Every creative act starts with a memory. Artists thrive on the recalled image, feeling, taste, scent. If they're not embracing memory, they're consciously reacting against it. But why bother? There is no escape from the past. It's a beautiful thing, and Raf Simons proved that tonight. On the back of most of the coats and jackets in his collection were sailor collars collaged with fragments of his personal history—the actual and the imagined. "Like mood boards you'd pin your favorite images to," he said. Friends, family, a fluffy kitty, a roller coaster, Mt. Fuji painted by Hokusai, a koi pond, a shark, a swimmer in peril, an astronaut
it seemed furiously random until Simons parsed the images.
Those old photos were of his parents courting fifty-five years ago. The roller coaster, the one he rode with his friends Olivier Rizzo and Willy Vanderperre decades ago. The Japanese influence was his thank-you to the first retailers who ever supported him. The shark was Jaws and Simons' love of horror movies; the swimmer in peril was danger; the astronaut was isolation surely you've composed a psychological profile by now. In the middle of it all, an old passport photo, Simons in a Superman T-shirt. That shirt was part of Rizzo's graduate collection from Antwerp's Royal Academy of Fine Arts, the Central Saint Martins in this story. As Rizzo was telling the tale backstage, Simons appeared with the very same T-shirt and gave it back to him, twenty-five years later. Cue tears.
It was that kind of night. The febrile atmosphere was established by the soundtrack—Mica Levi's ravishingly ominous music for Jonathan Glazer's film Under the Skin—and the lighting, red for danger, green for nature. Combined, they created the white light that, according to show producer Thierry Dreyfus, illuminated horror movies in the seventies. It had a dislocating effect, throwing much of the presentation into shadow, so the boys in their dark suits looked like Men in Black, moving eerily through the throng. Oh, yes, forgot to mention, the audience was standing, because, said Simons, "you perceive things differently when you're upright."
As far as he was concerned, what he did was the only possible reaction to the experience of working with artist Sterling Ruby on the Fall collection. That was such a sweet surrender that Simons said, "I could only go deep into myself to find another challenge." He's a supremely organized individual, but maybe Ruby left him with an appetite for chaos. "It's interesting to let go," he agreed.

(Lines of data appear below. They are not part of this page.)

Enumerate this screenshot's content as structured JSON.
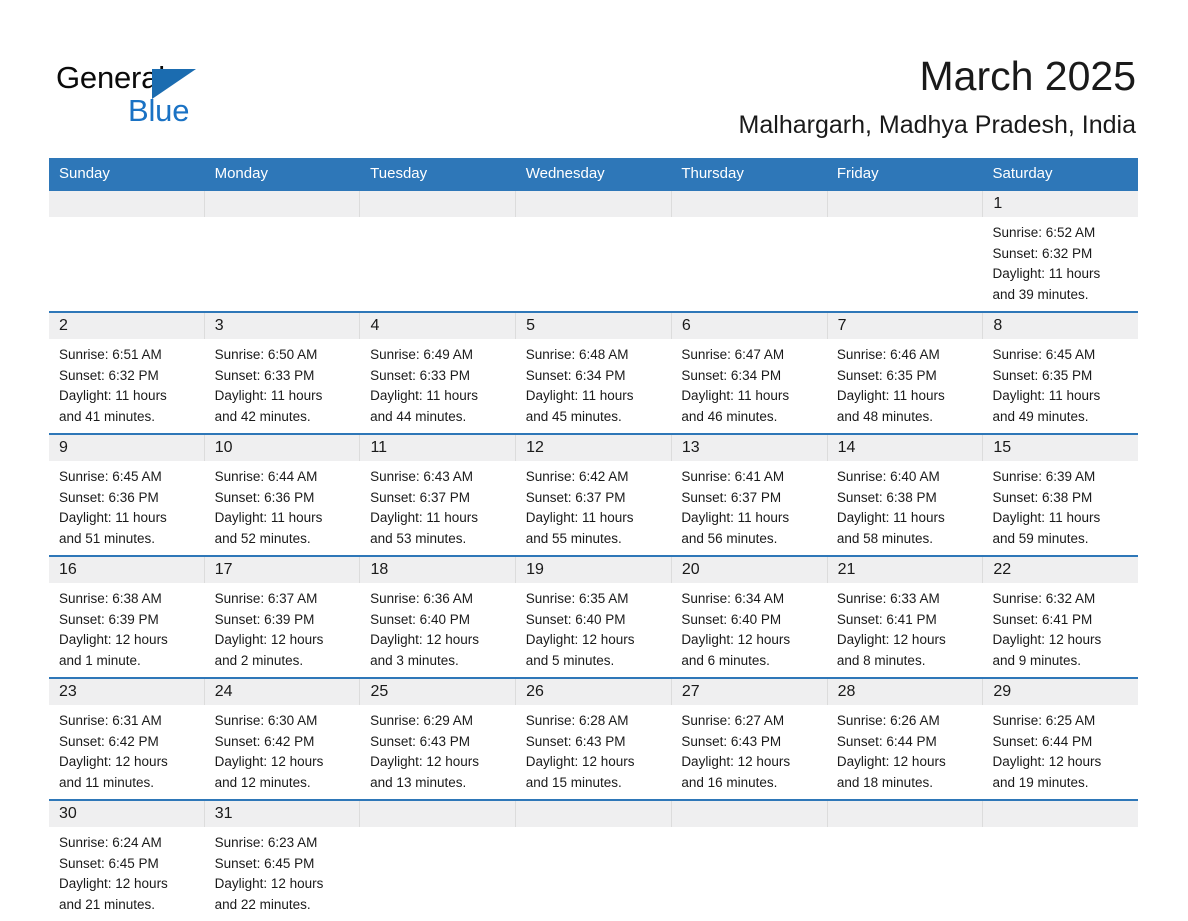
{
  "brand": {
    "name_part1": "General",
    "name_part2": "Blue",
    "triangle_color": "#1b6cb0",
    "blue_color": "#1a72c4"
  },
  "header": {
    "title": "March 2025",
    "subtitle": "Malhargarh, Madhya Pradesh, India"
  },
  "theme": {
    "header_blue": "#2e77b8",
    "day_band_gray": "#efeff0",
    "text_color": "#1a1a1a"
  },
  "calendar": {
    "weekday_headers": [
      "Sunday",
      "Monday",
      "Tuesday",
      "Wednesday",
      "Thursday",
      "Friday",
      "Saturday"
    ],
    "weeks": [
      {
        "numbers": [
          "",
          "",
          "",
          "",
          "",
          "",
          "1"
        ],
        "cells": [
          {
            "sunrise": "",
            "sunset": "",
            "daylight1": "",
            "daylight2": ""
          },
          {
            "sunrise": "",
            "sunset": "",
            "daylight1": "",
            "daylight2": ""
          },
          {
            "sunrise": "",
            "sunset": "",
            "daylight1": "",
            "daylight2": ""
          },
          {
            "sunrise": "",
            "sunset": "",
            "daylight1": "",
            "daylight2": ""
          },
          {
            "sunrise": "",
            "sunset": "",
            "daylight1": "",
            "daylight2": ""
          },
          {
            "sunrise": "",
            "sunset": "",
            "daylight1": "",
            "daylight2": ""
          },
          {
            "sunrise": "Sunrise: 6:52 AM",
            "sunset": "Sunset: 6:32 PM",
            "daylight1": "Daylight: 11 hours",
            "daylight2": "and 39 minutes."
          }
        ]
      },
      {
        "numbers": [
          "2",
          "3",
          "4",
          "5",
          "6",
          "7",
          "8"
        ],
        "cells": [
          {
            "sunrise": "Sunrise: 6:51 AM",
            "sunset": "Sunset: 6:32 PM",
            "daylight1": "Daylight: 11 hours",
            "daylight2": "and 41 minutes."
          },
          {
            "sunrise": "Sunrise: 6:50 AM",
            "sunset": "Sunset: 6:33 PM",
            "daylight1": "Daylight: 11 hours",
            "daylight2": "and 42 minutes."
          },
          {
            "sunrise": "Sunrise: 6:49 AM",
            "sunset": "Sunset: 6:33 PM",
            "daylight1": "Daylight: 11 hours",
            "daylight2": "and 44 minutes."
          },
          {
            "sunrise": "Sunrise: 6:48 AM",
            "sunset": "Sunset: 6:34 PM",
            "daylight1": "Daylight: 11 hours",
            "daylight2": "and 45 minutes."
          },
          {
            "sunrise": "Sunrise: 6:47 AM",
            "sunset": "Sunset: 6:34 PM",
            "daylight1": "Daylight: 11 hours",
            "daylight2": "and 46 minutes."
          },
          {
            "sunrise": "Sunrise: 6:46 AM",
            "sunset": "Sunset: 6:35 PM",
            "daylight1": "Daylight: 11 hours",
            "daylight2": "and 48 minutes."
          },
          {
            "sunrise": "Sunrise: 6:45 AM",
            "sunset": "Sunset: 6:35 PM",
            "daylight1": "Daylight: 11 hours",
            "daylight2": "and 49 minutes."
          }
        ]
      },
      {
        "numbers": [
          "9",
          "10",
          "11",
          "12",
          "13",
          "14",
          "15"
        ],
        "cells": [
          {
            "sunrise": "Sunrise: 6:45 AM",
            "sunset": "Sunset: 6:36 PM",
            "daylight1": "Daylight: 11 hours",
            "daylight2": "and 51 minutes."
          },
          {
            "sunrise": "Sunrise: 6:44 AM",
            "sunset": "Sunset: 6:36 PM",
            "daylight1": "Daylight: 11 hours",
            "daylight2": "and 52 minutes."
          },
          {
            "sunrise": "Sunrise: 6:43 AM",
            "sunset": "Sunset: 6:37 PM",
            "daylight1": "Daylight: 11 hours",
            "daylight2": "and 53 minutes."
          },
          {
            "sunrise": "Sunrise: 6:42 AM",
            "sunset": "Sunset: 6:37 PM",
            "daylight1": "Daylight: 11 hours",
            "daylight2": "and 55 minutes."
          },
          {
            "sunrise": "Sunrise: 6:41 AM",
            "sunset": "Sunset: 6:37 PM",
            "daylight1": "Daylight: 11 hours",
            "daylight2": "and 56 minutes."
          },
          {
            "sunrise": "Sunrise: 6:40 AM",
            "sunset": "Sunset: 6:38 PM",
            "daylight1": "Daylight: 11 hours",
            "daylight2": "and 58 minutes."
          },
          {
            "sunrise": "Sunrise: 6:39 AM",
            "sunset": "Sunset: 6:38 PM",
            "daylight1": "Daylight: 11 hours",
            "daylight2": "and 59 minutes."
          }
        ]
      },
      {
        "numbers": [
          "16",
          "17",
          "18",
          "19",
          "20",
          "21",
          "22"
        ],
        "cells": [
          {
            "sunrise": "Sunrise: 6:38 AM",
            "sunset": "Sunset: 6:39 PM",
            "daylight1": "Daylight: 12 hours",
            "daylight2": "and 1 minute."
          },
          {
            "sunrise": "Sunrise: 6:37 AM",
            "sunset": "Sunset: 6:39 PM",
            "daylight1": "Daylight: 12 hours",
            "daylight2": "and 2 minutes."
          },
          {
            "sunrise": "Sunrise: 6:36 AM",
            "sunset": "Sunset: 6:40 PM",
            "daylight1": "Daylight: 12 hours",
            "daylight2": "and 3 minutes."
          },
          {
            "sunrise": "Sunrise: 6:35 AM",
            "sunset": "Sunset: 6:40 PM",
            "daylight1": "Daylight: 12 hours",
            "daylight2": "and 5 minutes."
          },
          {
            "sunrise": "Sunrise: 6:34 AM",
            "sunset": "Sunset: 6:40 PM",
            "daylight1": "Daylight: 12 hours",
            "daylight2": "and 6 minutes."
          },
          {
            "sunrise": "Sunrise: 6:33 AM",
            "sunset": "Sunset: 6:41 PM",
            "daylight1": "Daylight: 12 hours",
            "daylight2": "and 8 minutes."
          },
          {
            "sunrise": "Sunrise: 6:32 AM",
            "sunset": "Sunset: 6:41 PM",
            "daylight1": "Daylight: 12 hours",
            "daylight2": "and 9 minutes."
          }
        ]
      },
      {
        "numbers": [
          "23",
          "24",
          "25",
          "26",
          "27",
          "28",
          "29"
        ],
        "cells": [
          {
            "sunrise": "Sunrise: 6:31 AM",
            "sunset": "Sunset: 6:42 PM",
            "daylight1": "Daylight: 12 hours",
            "daylight2": "and 11 minutes."
          },
          {
            "sunrise": "Sunrise: 6:30 AM",
            "sunset": "Sunset: 6:42 PM",
            "daylight1": "Daylight: 12 hours",
            "daylight2": "and 12 minutes."
          },
          {
            "sunrise": "Sunrise: 6:29 AM",
            "sunset": "Sunset: 6:43 PM",
            "daylight1": "Daylight: 12 hours",
            "daylight2": "and 13 minutes."
          },
          {
            "sunrise": "Sunrise: 6:28 AM",
            "sunset": "Sunset: 6:43 PM",
            "daylight1": "Daylight: 12 hours",
            "daylight2": "and 15 minutes."
          },
          {
            "sunrise": "Sunrise: 6:27 AM",
            "sunset": "Sunset: 6:43 PM",
            "daylight1": "Daylight: 12 hours",
            "daylight2": "and 16 minutes."
          },
          {
            "sunrise": "Sunrise: 6:26 AM",
            "sunset": "Sunset: 6:44 PM",
            "daylight1": "Daylight: 12 hours",
            "daylight2": "and 18 minutes."
          },
          {
            "sunrise": "Sunrise: 6:25 AM",
            "sunset": "Sunset: 6:44 PM",
            "daylight1": "Daylight: 12 hours",
            "daylight2": "and 19 minutes."
          }
        ]
      },
      {
        "numbers": [
          "30",
          "31",
          "",
          "",
          "",
          "",
          ""
        ],
        "cells": [
          {
            "sunrise": "Sunrise: 6:24 AM",
            "sunset": "Sunset: 6:45 PM",
            "daylight1": "Daylight: 12 hours",
            "daylight2": "and 21 minutes."
          },
          {
            "sunrise": "Sunrise: 6:23 AM",
            "sunset": "Sunset: 6:45 PM",
            "daylight1": "Daylight: 12 hours",
            "daylight2": "and 22 minutes."
          },
          {
            "sunrise": "",
            "sunset": "",
            "daylight1": "",
            "daylight2": ""
          },
          {
            "sunrise": "",
            "sunset": "",
            "daylight1": "",
            "daylight2": ""
          },
          {
            "sunrise": "",
            "sunset": "",
            "daylight1": "",
            "daylight2": ""
          },
          {
            "sunrise": "",
            "sunset": "",
            "daylight1": "",
            "daylight2": ""
          },
          {
            "sunrise": "",
            "sunset": "",
            "daylight1": "",
            "daylight2": ""
          }
        ]
      }
    ]
  }
}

Mr. and Mrs. Simons, whose courtship had been incorporated into their son's collection, were backstage for the whole show, the first time they'd actually experienced the mechanics of Raf's profession. His mom was visibly moved. His dad wanted to get back to watching soccer. France playing in the World Cup. Memories are made of this.